The program is the culmination of efforts that began with the earliest stages of Utah's bid to host the games, and will build on the $4.8 billion total economic impact the state attributes to its hosting experience.
"Our (economic) planning started with the torch relay, prior to the games," said Lane Beattie, Utahs Chief State Olympic Officer. As a major sponsor of the torch relay, the state hosted business receptions in ten cities along the 46-state relay route, attracting some 3,600 carefully targeted business leaders.
"We targeted specific companies in each geographic area, even to the point of inviting some of their people to be torch bearers. We also invited Utah corporations to participate, and to invite their suppliers to participate and be part of the celebrations when the torch came to their town. We tried to be as all-encompassing in our economic development as we possibly could," Beattie said.

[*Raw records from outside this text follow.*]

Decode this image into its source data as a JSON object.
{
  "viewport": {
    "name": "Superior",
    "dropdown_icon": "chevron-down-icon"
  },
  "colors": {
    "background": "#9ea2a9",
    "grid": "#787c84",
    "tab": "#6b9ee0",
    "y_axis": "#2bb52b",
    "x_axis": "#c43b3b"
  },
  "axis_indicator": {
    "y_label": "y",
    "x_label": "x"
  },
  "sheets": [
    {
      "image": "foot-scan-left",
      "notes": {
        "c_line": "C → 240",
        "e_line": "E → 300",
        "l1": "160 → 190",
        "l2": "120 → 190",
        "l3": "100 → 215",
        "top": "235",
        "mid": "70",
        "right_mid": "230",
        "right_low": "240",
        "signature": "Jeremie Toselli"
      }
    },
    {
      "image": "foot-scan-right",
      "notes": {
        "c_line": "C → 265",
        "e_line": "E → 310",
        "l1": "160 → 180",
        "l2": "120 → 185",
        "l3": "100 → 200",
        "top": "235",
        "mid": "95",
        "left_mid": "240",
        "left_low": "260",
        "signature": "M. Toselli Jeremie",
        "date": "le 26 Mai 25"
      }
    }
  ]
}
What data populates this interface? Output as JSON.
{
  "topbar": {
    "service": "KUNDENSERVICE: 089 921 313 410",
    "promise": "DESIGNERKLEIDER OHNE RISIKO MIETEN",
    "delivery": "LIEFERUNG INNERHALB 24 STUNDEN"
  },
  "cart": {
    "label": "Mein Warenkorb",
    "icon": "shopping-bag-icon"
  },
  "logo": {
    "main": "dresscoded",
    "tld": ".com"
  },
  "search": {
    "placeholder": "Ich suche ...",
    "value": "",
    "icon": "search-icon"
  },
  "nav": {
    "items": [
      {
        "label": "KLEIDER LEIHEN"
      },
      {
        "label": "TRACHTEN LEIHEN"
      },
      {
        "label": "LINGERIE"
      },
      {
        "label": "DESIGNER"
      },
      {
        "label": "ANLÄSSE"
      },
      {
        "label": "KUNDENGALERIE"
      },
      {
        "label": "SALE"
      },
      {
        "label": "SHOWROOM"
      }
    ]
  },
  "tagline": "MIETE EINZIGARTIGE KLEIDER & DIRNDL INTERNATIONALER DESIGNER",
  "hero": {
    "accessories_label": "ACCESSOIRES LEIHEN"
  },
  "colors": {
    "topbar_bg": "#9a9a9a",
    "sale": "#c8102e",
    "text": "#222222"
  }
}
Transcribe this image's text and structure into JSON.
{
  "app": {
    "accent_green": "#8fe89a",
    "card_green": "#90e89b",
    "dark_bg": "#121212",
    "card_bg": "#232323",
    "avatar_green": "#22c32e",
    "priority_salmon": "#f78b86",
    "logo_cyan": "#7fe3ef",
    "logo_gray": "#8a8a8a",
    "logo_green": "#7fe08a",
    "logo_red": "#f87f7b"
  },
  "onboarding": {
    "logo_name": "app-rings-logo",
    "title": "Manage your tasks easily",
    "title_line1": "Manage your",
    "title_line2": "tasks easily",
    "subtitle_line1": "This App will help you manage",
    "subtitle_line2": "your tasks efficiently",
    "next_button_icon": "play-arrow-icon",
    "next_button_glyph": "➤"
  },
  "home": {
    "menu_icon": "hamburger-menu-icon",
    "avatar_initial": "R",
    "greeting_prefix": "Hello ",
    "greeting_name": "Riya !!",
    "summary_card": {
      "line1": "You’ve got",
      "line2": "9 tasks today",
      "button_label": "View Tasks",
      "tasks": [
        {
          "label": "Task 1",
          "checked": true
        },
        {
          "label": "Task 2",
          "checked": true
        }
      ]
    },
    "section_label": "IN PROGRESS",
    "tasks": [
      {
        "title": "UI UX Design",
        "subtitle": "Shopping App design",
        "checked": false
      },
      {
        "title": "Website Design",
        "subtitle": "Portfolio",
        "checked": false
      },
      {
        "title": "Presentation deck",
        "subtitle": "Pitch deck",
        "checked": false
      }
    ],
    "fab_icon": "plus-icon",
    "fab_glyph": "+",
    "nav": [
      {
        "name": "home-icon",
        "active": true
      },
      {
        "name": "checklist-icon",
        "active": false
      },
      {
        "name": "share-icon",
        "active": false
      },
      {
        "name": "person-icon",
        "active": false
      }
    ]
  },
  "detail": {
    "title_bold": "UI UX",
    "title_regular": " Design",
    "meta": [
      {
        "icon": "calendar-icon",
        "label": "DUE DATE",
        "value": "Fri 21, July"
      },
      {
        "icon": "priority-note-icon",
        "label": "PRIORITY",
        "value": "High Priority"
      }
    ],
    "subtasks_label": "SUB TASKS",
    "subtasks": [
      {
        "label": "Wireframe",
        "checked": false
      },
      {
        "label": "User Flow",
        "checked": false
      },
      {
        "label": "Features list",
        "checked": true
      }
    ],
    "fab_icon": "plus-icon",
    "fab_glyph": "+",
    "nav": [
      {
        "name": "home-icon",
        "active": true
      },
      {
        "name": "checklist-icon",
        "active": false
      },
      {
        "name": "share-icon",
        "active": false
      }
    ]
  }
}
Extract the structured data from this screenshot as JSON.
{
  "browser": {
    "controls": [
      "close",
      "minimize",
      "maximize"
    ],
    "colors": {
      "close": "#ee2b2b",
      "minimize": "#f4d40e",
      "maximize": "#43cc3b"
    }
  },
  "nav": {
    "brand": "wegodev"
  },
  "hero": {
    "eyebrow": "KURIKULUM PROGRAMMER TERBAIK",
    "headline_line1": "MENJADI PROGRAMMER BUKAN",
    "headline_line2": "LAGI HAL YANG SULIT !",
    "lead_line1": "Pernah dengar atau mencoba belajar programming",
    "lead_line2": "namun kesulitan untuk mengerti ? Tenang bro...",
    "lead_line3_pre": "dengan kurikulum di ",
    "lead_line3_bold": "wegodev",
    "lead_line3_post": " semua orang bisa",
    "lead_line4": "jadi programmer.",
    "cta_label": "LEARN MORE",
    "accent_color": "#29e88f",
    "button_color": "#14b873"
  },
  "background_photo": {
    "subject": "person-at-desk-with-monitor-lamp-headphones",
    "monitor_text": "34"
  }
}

The domestic portion of the Trade Missions program is designed to expand on those initial contacts, while the international travels will bring Utah companies with Olympic experience into contact with future host cities. The program begins with a trip that includes stops in Athens, Greece, which will host the 2004 summer games, and Torino, Italy, which will host the winter games in 2006.
"Right now we're planning nine different trips, each to multiple cities," Beattie said. "The first one, to Athens, Milan and Torino, is specifically tailored to Utah businesses who were suppliers to the Salt Lake City games."
The programs objectives are two-fold: in addition to providing opportunities for local companies to expand their markets overseas and throughout the U.S., state officials also hope to attract out-of-state business interests who are looking to expand or relocate.
"We're not going into other areas and trying to steal a company away, but as companies are expanding and looking for new locations, were making the case that they should consider Utah as a positive place to do business," Beattie said.
In conjunction with the Trade Mission's hands-on promotion of the state's hosting of the games, the Utah Travel Council has launched a $2.4 million advertising campaign that explicitly makes the Olympic connection in print, television and Internet ads.
The Trade Mission trips will be funded largely with private money; public sector costs will be imited to available travel budgets.And if the previous, less comprehensive efforts of other host cities are any indication, the potential economic benefits of exploiting extending the Olympic link will be well worth the effort.
As host of the 2000 summer games -- the most recent Olympics prior to Salt Lake City -- Sydney, Australia has helped attract an estimated $10 billion to the Australian economy in the first five years since it was awarded the games, Beattie said.
The Trade Missions program is scheduled to continue through June.
Patrick J. Walsh is a freelance writer who tracks state economic policy.